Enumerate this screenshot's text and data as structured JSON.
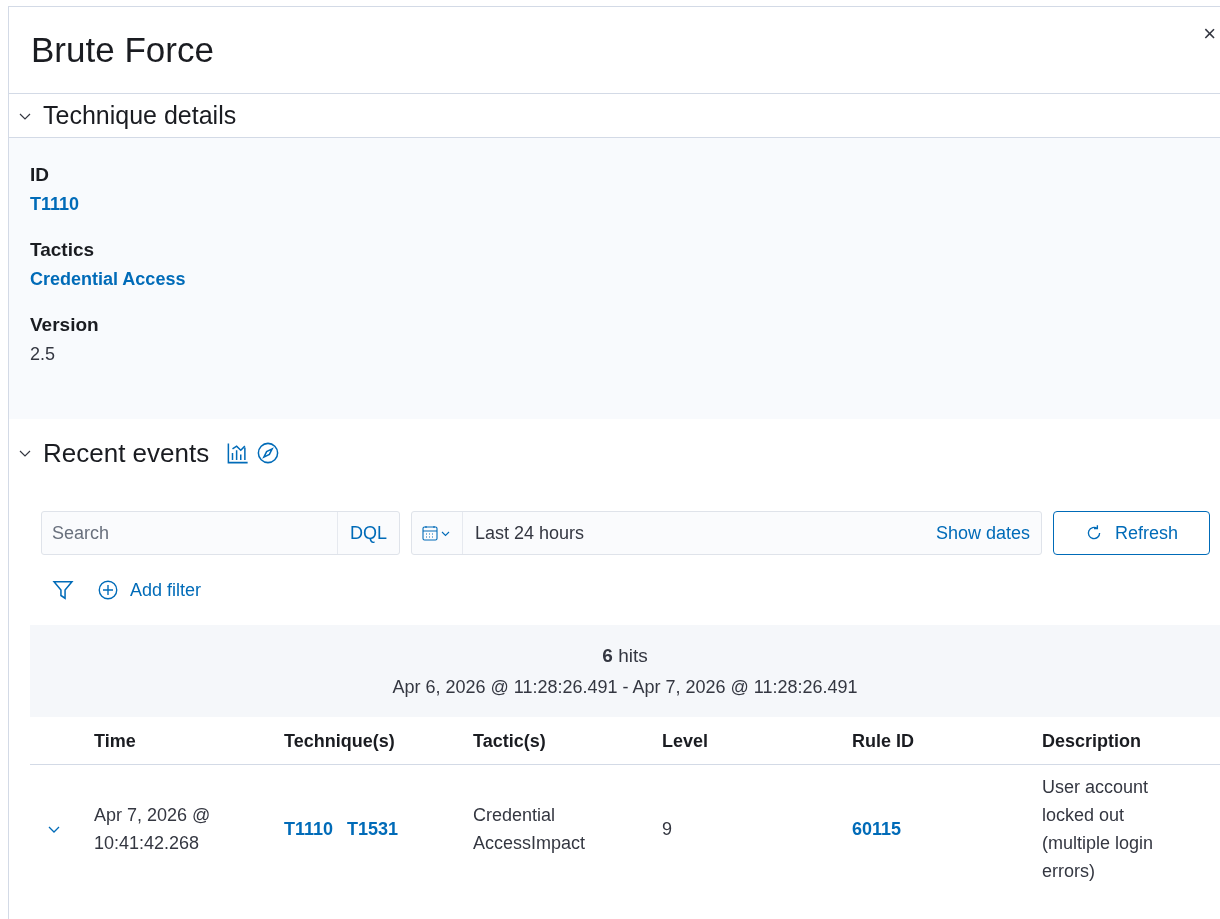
{
  "flyout": {
    "title": "Brute Force",
    "close": "×"
  },
  "technique_details": {
    "title": "Technique details",
    "expanded": true,
    "fields": [
      {
        "label": "ID",
        "value": "T1110",
        "kind": "link"
      },
      {
        "label": "Tactics",
        "value": "Credential Access",
        "kind": "link"
      },
      {
        "label": "Version",
        "value": "2.5",
        "kind": "text"
      }
    ]
  },
  "recent_events": {
    "title": "Recent events",
    "expanded": true,
    "search": {
      "placeholder": "Search",
      "language": "DQL"
    },
    "date_picker": {
      "range": "Last 24 hours",
      "show_dates": "Show dates"
    },
    "refresh_button": "Refresh",
    "add_filter": "Add filter",
    "hits": {
      "count": "6",
      "label": "hits",
      "range": "Apr 6, 2026 @ 11:28:26.491 - Apr 7, 2026 @ 11:28:26.491"
    },
    "table": {
      "columns": [
        "Time",
        "Technique(s)",
        "Tactic(s)",
        "Level",
        "Rule ID",
        "Description"
      ],
      "rows": [
        {
          "expanded": false,
          "time": "Apr 7, 2026 @ 10:41:42.268",
          "techniques": [
            "T1110",
            "T1531"
          ],
          "tactics": "Credential AccessImpact",
          "level": "9",
          "rule_id": "60115",
          "description": "User account locked out (multiple login errors)"
        }
      ]
    }
  }
}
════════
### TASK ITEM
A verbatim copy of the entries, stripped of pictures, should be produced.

### EXERCISE OUTPUT
Enumerate this screenshot's text and data as structured JSON.
{
  "flyout": {
    "title": "Brute Force",
    "close": "×"
  },
  "technique_details": {
    "title": "Technique details",
    "expanded": true,
    "fields": [
      {
        "label": "ID",
        "value": "T1110",
        "kind": "link"
      },
      {
        "label": "Tactics",
        "value": "Credential Access",
        "kind": "link"
      },
      {
        "label": "Version",
        "value": "2.5",
        "kind": "text"
      }
    ]
  },
  "recent_events": {
    "title": "Recent events",
    "expanded": true,
    "search": {
      "placeholder": "Search",
      "language": "DQL"
    },
    "date_picker": {
      "range": "Last 24 hours",
      "show_dates": "Show dates"
    },
    "refresh_button": "Refresh",
    "add_filter": "Add filter",
    "hits": {
      "count": "6",
      "label": "hits",
      "range": "Apr 6, 2026 @ 11:28:26.491 - Apr 7, 2026 @ 11:28:26.491"
    },
    "table": {
      "columns": [
        "Time",
        "Technique(s)",
        "Tactic(s)",
        "Level",
        "Rule ID",
        "Description"
      ],
      "rows": [
        {
          "expanded": false,
          "time": "Apr 7, 2026 @ 10:41:42.268",
          "techniques": [
            "T1110",
            "T1531"
          ],
          "tactics": "Credential AccessImpact",
          "level": "9",
          "rule_id": "60115",
          "description": "User account locked out (multiple login errors)"
        }
      ]
    }
  }
}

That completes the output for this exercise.